In the spring of 1709, some ten thousand people from the German Palatinate and surrounding states travelled down the Rhine River to Rotterdam and boarded ships bound for London, England, in the hopes of being transported to America at Queen Anne’s expense. Many of those Germans succeeded in their quest and were sent to America in 1710; a few were scattered throughout England. About 3000 of them were sent to Ireland in the fall of 1709.
The majority of the immigrants sailed from Rotterdam in six distinct shipments that were paid for by the British Crown, and were set up in refugee camps in various parts of London. Ministering to the Palatines’ needs in London—both physical and spiritual—were two German-speaking pastors, John Tribbeko, Chaplain to Queen Anne’s late consort, Prince George of Denmark, and George Andrew Ruperti, Minister of the German Lutheran Church in the Savoy. The two pastors distributed the Queen’s charity, helped to find lodgings, and began to make lists of the Palatine arrivals for submission to the Board of Trade whose responsibility it was for sustaining them and settling them in the Plantations.
The ministers recorded the name, age and occupation of each head of household, the presence of a wife and children, and religion. However, by late June, with so many Palatines needing assistance, the ministers were worn out, and they asked the Board to find additional resources to assist in dealing with the Palatines. As a result, we have lists of the 6553 people who arrived in London in the first four shipments, but no lists for the approximately 4000 people who arrived in the fifth and sixth shipments.
The four London Lists are preserved at The National Archives in London, UK, in the records of the Colonial Office, Board of Trade, Accounts and Establishments (reference CO 388/76):[i]

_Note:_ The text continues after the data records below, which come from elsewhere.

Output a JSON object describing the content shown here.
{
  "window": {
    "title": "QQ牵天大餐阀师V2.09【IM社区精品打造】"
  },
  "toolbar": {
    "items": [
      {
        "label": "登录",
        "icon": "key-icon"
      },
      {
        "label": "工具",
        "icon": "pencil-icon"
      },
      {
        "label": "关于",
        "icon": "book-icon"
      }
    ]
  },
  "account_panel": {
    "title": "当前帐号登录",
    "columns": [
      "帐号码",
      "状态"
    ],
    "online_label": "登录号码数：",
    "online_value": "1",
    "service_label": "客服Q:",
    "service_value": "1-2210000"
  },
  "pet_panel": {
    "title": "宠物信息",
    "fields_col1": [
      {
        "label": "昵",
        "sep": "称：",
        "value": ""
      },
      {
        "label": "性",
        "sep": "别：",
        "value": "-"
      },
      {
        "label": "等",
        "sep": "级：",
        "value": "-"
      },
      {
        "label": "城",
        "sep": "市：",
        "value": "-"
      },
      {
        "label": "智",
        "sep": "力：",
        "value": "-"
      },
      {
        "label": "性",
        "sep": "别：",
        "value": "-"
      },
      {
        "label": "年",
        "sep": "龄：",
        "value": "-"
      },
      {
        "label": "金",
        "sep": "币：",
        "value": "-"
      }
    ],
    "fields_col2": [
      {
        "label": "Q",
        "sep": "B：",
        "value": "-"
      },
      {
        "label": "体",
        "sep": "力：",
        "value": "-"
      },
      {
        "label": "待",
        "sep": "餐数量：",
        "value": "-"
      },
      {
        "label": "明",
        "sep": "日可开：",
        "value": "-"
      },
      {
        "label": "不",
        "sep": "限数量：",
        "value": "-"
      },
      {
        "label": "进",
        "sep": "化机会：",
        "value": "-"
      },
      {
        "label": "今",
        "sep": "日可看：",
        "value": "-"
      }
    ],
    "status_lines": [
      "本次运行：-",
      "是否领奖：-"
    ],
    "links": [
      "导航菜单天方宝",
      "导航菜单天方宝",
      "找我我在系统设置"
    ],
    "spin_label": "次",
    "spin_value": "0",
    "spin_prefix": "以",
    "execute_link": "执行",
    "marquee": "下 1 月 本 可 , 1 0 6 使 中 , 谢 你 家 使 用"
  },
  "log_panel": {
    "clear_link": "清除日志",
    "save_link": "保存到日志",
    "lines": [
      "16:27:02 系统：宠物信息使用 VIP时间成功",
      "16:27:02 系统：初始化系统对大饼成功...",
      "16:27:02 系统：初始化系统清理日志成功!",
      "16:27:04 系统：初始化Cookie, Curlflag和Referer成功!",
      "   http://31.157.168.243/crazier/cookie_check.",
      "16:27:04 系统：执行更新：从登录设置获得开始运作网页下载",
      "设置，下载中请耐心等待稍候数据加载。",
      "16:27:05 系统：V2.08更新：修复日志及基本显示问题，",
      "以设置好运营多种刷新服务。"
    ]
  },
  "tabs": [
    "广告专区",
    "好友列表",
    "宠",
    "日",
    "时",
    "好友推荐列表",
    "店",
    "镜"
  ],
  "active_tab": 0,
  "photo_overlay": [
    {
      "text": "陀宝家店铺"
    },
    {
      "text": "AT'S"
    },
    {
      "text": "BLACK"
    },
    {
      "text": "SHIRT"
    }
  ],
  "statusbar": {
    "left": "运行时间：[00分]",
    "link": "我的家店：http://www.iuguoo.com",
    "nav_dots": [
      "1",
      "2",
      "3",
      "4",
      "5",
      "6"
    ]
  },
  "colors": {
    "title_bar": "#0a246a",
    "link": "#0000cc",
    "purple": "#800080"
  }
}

|Arrival||Number of Individuals||Date Compiled||Where Information Taken||Date Received by Board of Trade||The National Archives (UK) Reference|
|First||852||6 May 1709||St. Catherine’s||12 May 1709||CO 388/76, D.57|
|Second||1193||27 May 1709||Walworth||1 June 1709||CO 388/76, D.64|
|Third||2763||[not given]||St. Catherine’s||21 June 1709||CO 388/76, D.68|
|Fourth||1745||15 June 1709||St. Catherine’s and Deptford||21 June 1709||CO 388/76, D.69|
Early in the twentieth century, these lists were transcribed and published over several issues of the 1909 and 1910 volumes of the New York Genealogical and Biographical Society’s publication called the The Record[ii] and this publication has been used for more than a century by Palatine researchers and genealogists. However, this early transcription is seriously flawed with errors such as incorrect ages, missing children, or a different religion. One entire page comprising twelve families is missing completely from the publication.
A new transcription has been prepared from the originals in London, and is being made available jointly by the Irish Palatine Association in print format in Journal 28 of the Irish Palatine Association Journal and by the Irish Palatine Special Interest Group of the Ontario Genealogical Society here in a searchable database.
[i] The National Archives makes its government records accessible per the Open Government Licence 3.0.
[ii] “Lists of Germans From the Palatinate who came to England in 1709,” The Record (New York: New York Genealogical and Biographical Society), volume XL (1909) and XLI (1910).